#### INSTRUCTIONS FOR THE TASK
From the entries below, count every line that contains the word "color". Please give the number and nothing else.

** RECORD SET follows **

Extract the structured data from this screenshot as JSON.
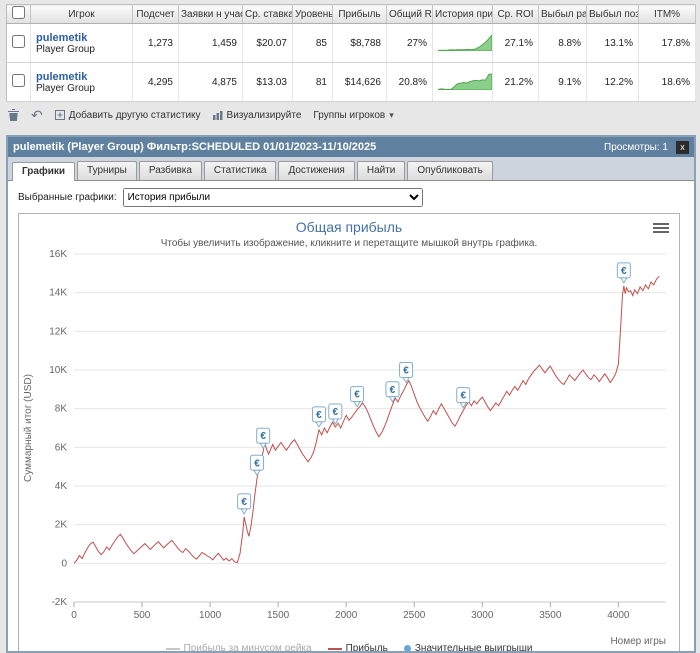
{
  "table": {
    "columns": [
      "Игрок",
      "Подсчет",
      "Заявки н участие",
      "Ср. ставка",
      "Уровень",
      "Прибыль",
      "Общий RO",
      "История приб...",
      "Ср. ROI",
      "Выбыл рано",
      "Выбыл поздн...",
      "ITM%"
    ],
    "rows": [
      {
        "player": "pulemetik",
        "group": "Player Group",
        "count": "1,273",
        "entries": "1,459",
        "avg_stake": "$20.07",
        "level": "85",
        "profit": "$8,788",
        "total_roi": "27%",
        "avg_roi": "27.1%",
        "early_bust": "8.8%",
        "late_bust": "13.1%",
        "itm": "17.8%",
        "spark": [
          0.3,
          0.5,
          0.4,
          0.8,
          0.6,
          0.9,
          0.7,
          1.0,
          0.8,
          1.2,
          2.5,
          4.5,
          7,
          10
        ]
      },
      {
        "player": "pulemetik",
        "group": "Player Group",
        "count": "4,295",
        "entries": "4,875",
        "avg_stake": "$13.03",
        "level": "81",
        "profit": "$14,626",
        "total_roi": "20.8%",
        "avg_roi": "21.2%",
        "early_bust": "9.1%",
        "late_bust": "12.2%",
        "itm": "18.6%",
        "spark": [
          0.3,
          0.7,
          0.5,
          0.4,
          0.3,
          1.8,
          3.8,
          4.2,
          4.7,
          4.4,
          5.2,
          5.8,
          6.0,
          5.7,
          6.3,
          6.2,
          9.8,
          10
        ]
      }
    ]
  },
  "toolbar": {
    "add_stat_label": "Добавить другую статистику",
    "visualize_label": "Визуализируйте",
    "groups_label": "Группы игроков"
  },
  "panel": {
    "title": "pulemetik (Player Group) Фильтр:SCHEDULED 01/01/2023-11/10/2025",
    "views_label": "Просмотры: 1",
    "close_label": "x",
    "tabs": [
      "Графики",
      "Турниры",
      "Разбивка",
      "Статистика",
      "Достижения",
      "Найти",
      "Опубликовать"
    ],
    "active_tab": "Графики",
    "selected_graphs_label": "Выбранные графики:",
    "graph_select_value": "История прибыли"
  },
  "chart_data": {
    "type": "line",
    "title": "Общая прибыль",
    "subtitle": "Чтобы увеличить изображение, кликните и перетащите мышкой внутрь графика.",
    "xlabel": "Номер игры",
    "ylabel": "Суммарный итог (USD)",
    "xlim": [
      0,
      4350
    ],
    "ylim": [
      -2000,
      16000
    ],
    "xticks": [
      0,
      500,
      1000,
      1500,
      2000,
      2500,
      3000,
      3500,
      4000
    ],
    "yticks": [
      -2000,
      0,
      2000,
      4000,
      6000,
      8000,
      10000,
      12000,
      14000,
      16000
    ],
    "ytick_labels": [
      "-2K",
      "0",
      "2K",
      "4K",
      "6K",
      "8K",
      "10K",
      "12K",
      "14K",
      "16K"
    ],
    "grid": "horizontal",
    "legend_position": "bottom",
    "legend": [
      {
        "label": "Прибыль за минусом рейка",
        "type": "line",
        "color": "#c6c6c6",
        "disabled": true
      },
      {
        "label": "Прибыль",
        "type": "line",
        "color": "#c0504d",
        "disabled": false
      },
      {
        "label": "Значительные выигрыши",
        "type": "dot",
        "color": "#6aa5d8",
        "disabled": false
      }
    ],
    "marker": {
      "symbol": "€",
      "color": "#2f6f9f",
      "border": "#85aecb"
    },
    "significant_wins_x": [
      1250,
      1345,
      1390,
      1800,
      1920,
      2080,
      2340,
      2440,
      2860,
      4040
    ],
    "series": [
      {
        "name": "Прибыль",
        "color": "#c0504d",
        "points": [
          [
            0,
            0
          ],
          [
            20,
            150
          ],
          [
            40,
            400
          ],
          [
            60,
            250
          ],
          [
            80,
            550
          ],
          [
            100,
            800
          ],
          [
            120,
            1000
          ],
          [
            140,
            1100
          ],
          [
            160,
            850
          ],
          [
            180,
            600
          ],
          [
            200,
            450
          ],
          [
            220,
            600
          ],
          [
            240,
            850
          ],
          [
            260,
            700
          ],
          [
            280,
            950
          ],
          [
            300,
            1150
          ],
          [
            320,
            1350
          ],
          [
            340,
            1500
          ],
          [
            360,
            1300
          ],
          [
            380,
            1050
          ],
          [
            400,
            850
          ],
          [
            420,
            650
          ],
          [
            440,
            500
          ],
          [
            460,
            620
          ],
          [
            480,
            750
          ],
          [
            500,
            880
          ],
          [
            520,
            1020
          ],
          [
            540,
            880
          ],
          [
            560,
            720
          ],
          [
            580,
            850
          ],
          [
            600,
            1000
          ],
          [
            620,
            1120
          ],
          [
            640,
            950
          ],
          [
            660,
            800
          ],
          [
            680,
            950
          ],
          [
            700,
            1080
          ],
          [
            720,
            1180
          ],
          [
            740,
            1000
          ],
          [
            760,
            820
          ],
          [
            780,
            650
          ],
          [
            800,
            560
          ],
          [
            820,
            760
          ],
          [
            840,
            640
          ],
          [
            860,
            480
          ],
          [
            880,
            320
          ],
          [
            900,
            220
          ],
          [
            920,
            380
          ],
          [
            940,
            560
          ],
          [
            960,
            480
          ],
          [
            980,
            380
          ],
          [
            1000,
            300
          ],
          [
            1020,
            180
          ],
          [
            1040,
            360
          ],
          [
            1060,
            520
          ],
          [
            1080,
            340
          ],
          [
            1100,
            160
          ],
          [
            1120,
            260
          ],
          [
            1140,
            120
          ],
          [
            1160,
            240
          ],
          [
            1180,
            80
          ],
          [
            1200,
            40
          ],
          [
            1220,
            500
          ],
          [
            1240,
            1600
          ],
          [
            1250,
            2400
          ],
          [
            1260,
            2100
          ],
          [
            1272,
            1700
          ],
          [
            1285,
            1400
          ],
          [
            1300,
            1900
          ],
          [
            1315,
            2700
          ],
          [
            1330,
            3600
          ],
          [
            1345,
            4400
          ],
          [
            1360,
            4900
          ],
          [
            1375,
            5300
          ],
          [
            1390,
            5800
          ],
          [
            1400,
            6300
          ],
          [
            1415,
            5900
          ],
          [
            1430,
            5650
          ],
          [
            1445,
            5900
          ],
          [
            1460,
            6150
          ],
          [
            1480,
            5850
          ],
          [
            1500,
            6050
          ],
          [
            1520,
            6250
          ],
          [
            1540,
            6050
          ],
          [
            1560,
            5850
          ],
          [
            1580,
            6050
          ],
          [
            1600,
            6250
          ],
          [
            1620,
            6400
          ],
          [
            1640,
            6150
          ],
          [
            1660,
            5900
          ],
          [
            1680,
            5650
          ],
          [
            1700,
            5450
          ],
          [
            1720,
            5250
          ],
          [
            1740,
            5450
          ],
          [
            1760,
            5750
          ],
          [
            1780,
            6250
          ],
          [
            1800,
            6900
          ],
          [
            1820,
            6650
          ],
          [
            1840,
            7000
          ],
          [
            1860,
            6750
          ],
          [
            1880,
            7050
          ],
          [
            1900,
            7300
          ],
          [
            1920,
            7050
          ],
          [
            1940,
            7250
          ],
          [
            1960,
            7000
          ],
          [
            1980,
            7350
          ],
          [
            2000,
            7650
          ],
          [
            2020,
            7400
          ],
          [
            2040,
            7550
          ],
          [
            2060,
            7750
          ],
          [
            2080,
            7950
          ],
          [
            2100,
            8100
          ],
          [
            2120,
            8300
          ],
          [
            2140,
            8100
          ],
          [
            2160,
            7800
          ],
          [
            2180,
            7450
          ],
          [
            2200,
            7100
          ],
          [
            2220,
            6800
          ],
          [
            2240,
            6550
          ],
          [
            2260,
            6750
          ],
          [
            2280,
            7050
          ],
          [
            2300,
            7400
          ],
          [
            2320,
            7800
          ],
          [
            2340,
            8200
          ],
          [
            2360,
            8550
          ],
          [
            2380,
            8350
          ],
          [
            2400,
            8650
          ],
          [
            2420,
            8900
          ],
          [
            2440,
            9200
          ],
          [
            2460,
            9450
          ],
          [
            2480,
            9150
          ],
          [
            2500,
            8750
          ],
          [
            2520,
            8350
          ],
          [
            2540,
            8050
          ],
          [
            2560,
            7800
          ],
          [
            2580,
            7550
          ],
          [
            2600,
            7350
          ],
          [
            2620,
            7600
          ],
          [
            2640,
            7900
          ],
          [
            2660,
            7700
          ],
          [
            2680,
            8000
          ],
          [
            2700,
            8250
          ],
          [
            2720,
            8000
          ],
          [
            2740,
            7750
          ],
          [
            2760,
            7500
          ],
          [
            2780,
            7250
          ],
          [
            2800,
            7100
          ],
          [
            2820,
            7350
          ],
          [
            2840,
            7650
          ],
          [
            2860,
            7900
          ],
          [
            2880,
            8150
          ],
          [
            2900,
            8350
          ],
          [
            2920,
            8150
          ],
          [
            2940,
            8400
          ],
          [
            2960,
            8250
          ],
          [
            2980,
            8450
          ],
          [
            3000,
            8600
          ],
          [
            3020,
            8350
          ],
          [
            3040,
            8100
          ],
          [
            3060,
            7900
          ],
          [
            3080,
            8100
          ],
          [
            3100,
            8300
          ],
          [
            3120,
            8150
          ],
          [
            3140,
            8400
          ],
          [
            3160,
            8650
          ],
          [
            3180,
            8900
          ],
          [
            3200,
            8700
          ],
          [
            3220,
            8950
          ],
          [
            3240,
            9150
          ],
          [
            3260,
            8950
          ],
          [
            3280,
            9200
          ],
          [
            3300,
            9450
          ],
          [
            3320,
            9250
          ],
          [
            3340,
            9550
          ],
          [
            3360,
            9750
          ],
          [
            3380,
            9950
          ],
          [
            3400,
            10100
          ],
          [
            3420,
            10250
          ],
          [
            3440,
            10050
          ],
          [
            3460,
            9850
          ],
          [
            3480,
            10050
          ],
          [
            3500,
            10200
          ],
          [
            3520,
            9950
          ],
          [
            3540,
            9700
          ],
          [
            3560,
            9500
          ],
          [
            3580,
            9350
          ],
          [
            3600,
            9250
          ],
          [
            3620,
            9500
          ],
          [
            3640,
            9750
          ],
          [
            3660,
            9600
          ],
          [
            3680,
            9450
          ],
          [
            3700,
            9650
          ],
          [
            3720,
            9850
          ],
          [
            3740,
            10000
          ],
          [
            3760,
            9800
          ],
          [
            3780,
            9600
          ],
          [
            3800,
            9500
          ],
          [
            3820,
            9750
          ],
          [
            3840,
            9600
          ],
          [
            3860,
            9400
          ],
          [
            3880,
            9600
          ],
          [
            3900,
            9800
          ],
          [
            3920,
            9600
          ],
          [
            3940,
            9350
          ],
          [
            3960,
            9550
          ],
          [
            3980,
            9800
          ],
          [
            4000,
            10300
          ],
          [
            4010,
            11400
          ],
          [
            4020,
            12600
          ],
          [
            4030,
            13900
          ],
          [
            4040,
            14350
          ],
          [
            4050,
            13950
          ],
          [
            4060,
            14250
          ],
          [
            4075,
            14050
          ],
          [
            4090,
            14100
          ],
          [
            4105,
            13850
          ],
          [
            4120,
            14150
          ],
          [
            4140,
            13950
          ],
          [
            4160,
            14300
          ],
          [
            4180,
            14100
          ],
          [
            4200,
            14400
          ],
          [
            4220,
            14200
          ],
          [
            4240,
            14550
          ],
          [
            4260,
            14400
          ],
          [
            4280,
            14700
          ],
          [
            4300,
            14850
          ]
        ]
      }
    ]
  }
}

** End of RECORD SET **

#### TASK RESPONSE
5